» Assignment:
Exclude the pictures, then copy all remaining records exactly.

(Collection entries)

= Beginning of Section =

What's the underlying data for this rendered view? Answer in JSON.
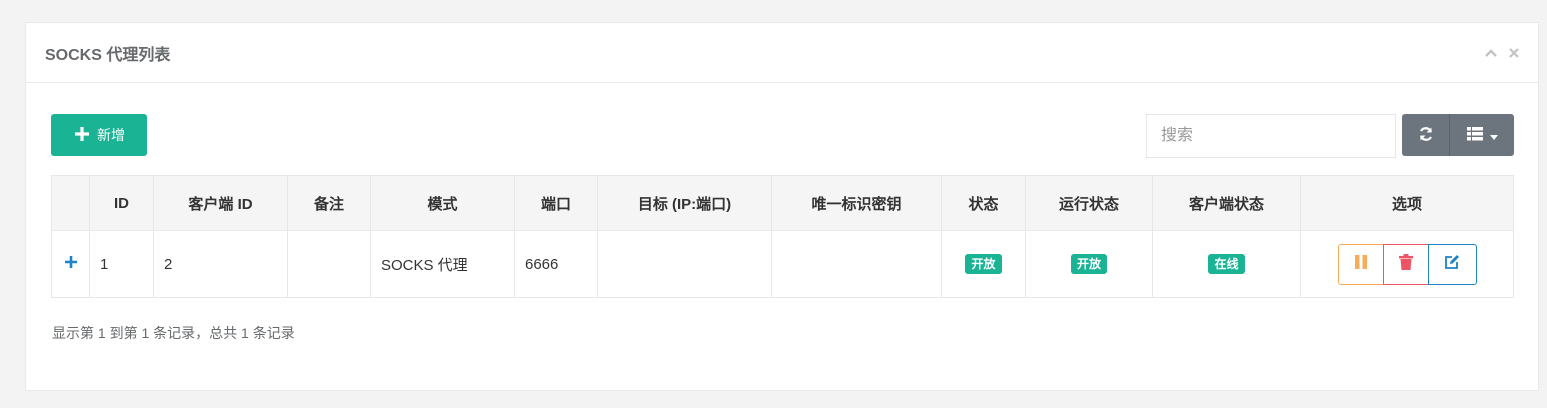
{
  "panel": {
    "title": "SOCKS 代理列表"
  },
  "toolbar": {
    "add_label": "新增",
    "search_placeholder": "搜索"
  },
  "table": {
    "headers": [
      "",
      "ID",
      "客户端 ID",
      "备注",
      "模式",
      "端口",
      "目标 (IP:端口)",
      "唯一标识密钥",
      "状态",
      "运行状态",
      "客户端状态",
      "选项"
    ],
    "rows": [
      {
        "expand": "+",
        "id": "1",
        "client_id": "2",
        "remark": "",
        "mode": "SOCKS 代理",
        "port": "6666",
        "target": "",
        "key": "",
        "status": "开放",
        "run_status": "开放",
        "client_status": "在线"
      }
    ]
  },
  "footer": {
    "summary": "显示第 1 到第 1 条记录，总共 1 条记录"
  },
  "colors": {
    "primary": "#1ab394",
    "warning": "#f8ac59",
    "danger": "#ed5565",
    "info": "#1c84c6",
    "gray": "#6c757d"
  }
}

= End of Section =

» Exercise output:
What's the underlying data for this rendered view? Answer in JSON.
{
  "panel": {
    "title": "SOCKS 代理列表"
  },
  "toolbar": {
    "add_label": "新增",
    "search_placeholder": "搜索"
  },
  "table": {
    "headers": [
      "",
      "ID",
      "客户端 ID",
      "备注",
      "模式",
      "端口",
      "目标 (IP:端口)",
      "唯一标识密钥",
      "状态",
      "运行状态",
      "客户端状态",
      "选项"
    ],
    "rows": [
      {
        "expand": "+",
        "id": "1",
        "client_id": "2",
        "remark": "",
        "mode": "SOCKS 代理",
        "port": "6666",
        "target": "",
        "key": "",
        "status": "开放",
        "run_status": "开放",
        "client_status": "在线"
      }
    ]
  },
  "footer": {
    "summary": "显示第 1 到第 1 条记录，总共 1 条记录"
  },
  "colors": {
    "primary": "#1ab394",
    "warning": "#f8ac59",
    "danger": "#ed5565",
    "info": "#1c84c6",
    "gray": "#6c757d"
  }
}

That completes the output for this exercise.